The Free Syrian Army (FSA) is a group founded by defectors of the Syrian Armed Forces, whose aim is to use armed violence to overthrow the Syrian government led by President Bashar Al-Assad, who is backed by the minority Shia Alawite sect.
Khairul perceived the Syrian conflict to be a holy war in which he was prepared to die in battle as a martyr and receive “divine rewards”, MHA said.
In 2014, he tried to reach out to a foreign militant on Facebook, as well as two other individuals whom he believed to be FSA supporters, to find out how he could make his way to Syria.
At the time of his arrest, Khairul was still interested in joining FSA or any other militant groups operating in Syria and engage in armed violence there, the ministry said.
“His readiness and proclivity to resort to violence in pursuit of a religious cause makes him a security threat to Singapore,” it said.
The ministry also reiterated that friends or relatives of a person who may be radicalised or intends to undertake acts of violence should report him to the authorities.
In the case of Khairul, several relatives and friends knew of his intentions but none of them came forward, MHA said.
RESTRICTION ORDER IMPOSED ON COLLEAGUE
Khairul’s colleague, Mohamad Rizal Wahid, was put under a restriction order in June for supporting his intentions to fight in Syria.
A person issued with a restriction order is not allowed to move, change jobs, or travel out of Singapore without the authorities’ approval.
Rizal, 36, was also an AETOS auxiliary police officer at the Woodlands Checkpoint, and was deployed as an armed officer conducting security duties.
He had been aware since 2015 that Khairul wanted to take part in armed violence in Syria after the latter repeatedly confided in him about his intentions, MHA said.
However, he not only failed to notify the authorities or AETOS management, and even suggested to Khairul various ways to get to Syria, it said.
Although Rizal did not share Khairul’s desire to participate in armed violence, as an auxiliary police officer, he should have been aware of the prevailing terrorism threat, the ministry said.

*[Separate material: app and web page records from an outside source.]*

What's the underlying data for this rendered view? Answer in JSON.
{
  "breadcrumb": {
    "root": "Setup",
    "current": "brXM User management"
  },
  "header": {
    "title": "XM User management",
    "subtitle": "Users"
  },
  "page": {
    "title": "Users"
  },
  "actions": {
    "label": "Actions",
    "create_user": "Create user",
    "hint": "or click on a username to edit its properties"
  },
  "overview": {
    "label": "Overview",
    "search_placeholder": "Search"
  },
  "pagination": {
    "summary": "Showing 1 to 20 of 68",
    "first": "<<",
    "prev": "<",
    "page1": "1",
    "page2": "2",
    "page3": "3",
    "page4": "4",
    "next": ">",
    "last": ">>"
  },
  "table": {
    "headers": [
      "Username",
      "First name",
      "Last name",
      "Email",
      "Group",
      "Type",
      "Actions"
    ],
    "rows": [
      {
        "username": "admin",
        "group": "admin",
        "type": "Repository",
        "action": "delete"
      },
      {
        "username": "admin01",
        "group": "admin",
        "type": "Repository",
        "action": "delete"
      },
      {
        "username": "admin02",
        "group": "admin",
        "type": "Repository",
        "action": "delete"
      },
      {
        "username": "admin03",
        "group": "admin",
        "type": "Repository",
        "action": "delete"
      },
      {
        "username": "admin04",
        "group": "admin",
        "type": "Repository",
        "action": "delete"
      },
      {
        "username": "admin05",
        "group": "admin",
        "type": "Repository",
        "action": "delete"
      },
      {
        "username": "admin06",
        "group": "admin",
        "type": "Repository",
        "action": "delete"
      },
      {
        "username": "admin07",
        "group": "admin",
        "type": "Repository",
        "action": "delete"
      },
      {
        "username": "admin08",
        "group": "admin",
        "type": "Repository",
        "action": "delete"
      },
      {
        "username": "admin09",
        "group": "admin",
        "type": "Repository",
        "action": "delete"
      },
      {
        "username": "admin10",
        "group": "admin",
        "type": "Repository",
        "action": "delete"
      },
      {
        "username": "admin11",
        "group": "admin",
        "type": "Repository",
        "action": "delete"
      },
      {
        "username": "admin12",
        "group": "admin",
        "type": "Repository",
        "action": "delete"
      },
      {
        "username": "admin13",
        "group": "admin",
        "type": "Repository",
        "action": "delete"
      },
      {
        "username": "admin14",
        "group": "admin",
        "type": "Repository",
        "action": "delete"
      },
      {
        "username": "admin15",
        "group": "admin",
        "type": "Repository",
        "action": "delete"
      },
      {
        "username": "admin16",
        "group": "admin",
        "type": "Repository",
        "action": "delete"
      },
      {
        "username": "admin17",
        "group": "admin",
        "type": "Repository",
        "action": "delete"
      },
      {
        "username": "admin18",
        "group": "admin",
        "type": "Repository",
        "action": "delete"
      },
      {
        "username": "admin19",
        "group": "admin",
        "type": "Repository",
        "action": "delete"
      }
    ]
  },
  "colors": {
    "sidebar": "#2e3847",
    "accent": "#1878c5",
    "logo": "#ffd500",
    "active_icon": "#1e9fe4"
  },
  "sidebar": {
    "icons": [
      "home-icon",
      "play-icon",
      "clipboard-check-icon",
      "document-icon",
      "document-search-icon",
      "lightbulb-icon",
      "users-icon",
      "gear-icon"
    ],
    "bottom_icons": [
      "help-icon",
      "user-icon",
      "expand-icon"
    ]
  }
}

His failure to dissuade Khairul and report him to his superior officer was a “serious lapse of judgement”, it added.
“The Government takes a serious view of anyone who supports, promotes, undertakes or makes preparations to undertake armed violence, regardless of how they rationalise such violence ideologically, or where the violence takes place.
“This is particularly so if the person involved is a public servant, and especially if he or she is a uniformed officer.”
Anyone who supports or abets another person’s radicalisation or intention to undertake violence also poses a security threat to Singapore and Singaporeans, MHA said.
In a statement AETOS said that it had extended its "fullest cooperation" to the authorities in their investigations.
"We will also seek the assistance of the authorities to educate our employees on the risks of self-radicalisation, and our ground commanders to better look out for signs of radicalisation amongst their officers," the security management firm said.
16 RADICALISED SINGAPOREANS DEALT WITH SINCE 2015
At least 16 radicalised Singaporeans have been put under restriction or detention orders under the Internal Security Act since 2015, up sharply from 11 cases between 2007 and 2014, according to data from the ministry.
Earlier this month, Singapore announced its first detention of a female citizen for radicalism. Syaikhah Izzah Zahrah Al Ansari, a 22-year-old contract infant-care assistant, had been posting pro-Islamic State material online since 2014 and was also looking for an Islamic State fighter in Syria to marry.